This depends on your financial situation. Interest will still accrue while you’re in school, so it may be beneficial to make your interest payments each month or set aside a certain amount of money for monthly payments.

Paying either the principal of your student loans or the interest could be a good idea, because when your loan goes into repayment, any unpaid interest will capitalize. This means it will become part of the principal balance of your loan, which ups the loan. Interest is then determined using this new, higher loan balance.

Does interest accrue during the grace period?

Yes, interest will accrue during the grace period, similar to how it does while you are in school. Private lenders may have suspended this practice during the pandemic, but they are under no obligation to do so. 

Can you get a student loan without a cosigner? 

For most younger students, it’s unlikely you’ll be approved without a cosigner. Only 8.8% of people who applied for private student loans without a cosigner were approved in 2020, according to LendEDU data. And the average credit score for approval was 748. 

It is possible, but mainly for students that have an established credit history and an income. Once you have some credit established, however, you may be able to remove your cosigner by refinancing. Some lenders also allow borrowers to remove cosigners after several years of consecutive payments. 

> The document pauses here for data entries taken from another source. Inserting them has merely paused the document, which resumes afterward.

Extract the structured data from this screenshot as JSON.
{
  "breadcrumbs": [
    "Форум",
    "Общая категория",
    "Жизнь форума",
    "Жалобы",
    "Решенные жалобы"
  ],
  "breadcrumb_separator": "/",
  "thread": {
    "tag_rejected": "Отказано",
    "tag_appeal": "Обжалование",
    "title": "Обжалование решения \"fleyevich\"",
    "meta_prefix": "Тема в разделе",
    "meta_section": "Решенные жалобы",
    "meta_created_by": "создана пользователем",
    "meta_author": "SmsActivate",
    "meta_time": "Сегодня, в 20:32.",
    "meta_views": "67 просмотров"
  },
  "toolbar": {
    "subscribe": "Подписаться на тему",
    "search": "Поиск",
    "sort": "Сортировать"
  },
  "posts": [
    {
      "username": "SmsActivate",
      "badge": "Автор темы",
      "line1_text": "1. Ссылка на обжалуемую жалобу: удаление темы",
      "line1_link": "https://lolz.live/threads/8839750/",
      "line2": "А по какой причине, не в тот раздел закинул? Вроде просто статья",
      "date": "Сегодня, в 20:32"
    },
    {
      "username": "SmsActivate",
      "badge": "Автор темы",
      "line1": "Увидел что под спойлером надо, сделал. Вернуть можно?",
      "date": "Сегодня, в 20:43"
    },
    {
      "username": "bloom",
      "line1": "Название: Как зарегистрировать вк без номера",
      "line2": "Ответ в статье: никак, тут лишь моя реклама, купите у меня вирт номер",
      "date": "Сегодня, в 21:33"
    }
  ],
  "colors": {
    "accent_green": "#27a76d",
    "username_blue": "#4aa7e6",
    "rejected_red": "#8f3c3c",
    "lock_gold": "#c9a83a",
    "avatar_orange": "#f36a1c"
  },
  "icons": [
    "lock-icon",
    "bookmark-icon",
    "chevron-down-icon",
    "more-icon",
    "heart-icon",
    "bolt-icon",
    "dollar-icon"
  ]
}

Variable interest rate student loan vs. fixed-rate student loans — which is best?

Interest rates are at record lows in 2021, dropping across the board for both fixed- and variable-rate loans. And variable interest rates are exactly what they sound like — these loans have interest rates that change based on interest rate indexes, like the LIBOR or prime rate, plus a margin. When that index rate increases, the amount of interest you owe increases, along with your payment. 

On variable-rate loans, interest rates and payments change over time. So, it’s important to remember that what goes up must come down, and vice versa. There’s a chance that interest rates will increase before a long loan (like a student loan) is paid off, and your interest rate and payment may not always be as low as it is now. 

Liz Knueven is a personal finance reporter at Insider. Previously, she covered financial and automotive topics freelancing for brands like LendingTree and Credit Karma. She now covers money topics ranging from student loans to retirement.

Ryan Wangman is a reviews fellow at Personal Finance Insider reporting on mortgages, refinancing, bank accounts, and bank reviews. In his past experience writing about personal finance, he has written about credit scores, financial literacy, and homeownership.

Most Related Links :
Business News Governmental News Finance News

Need Your Help Today. Your $1 can change life.

[charitable_donation_form campaign_id=57167]

Source link

Back to top button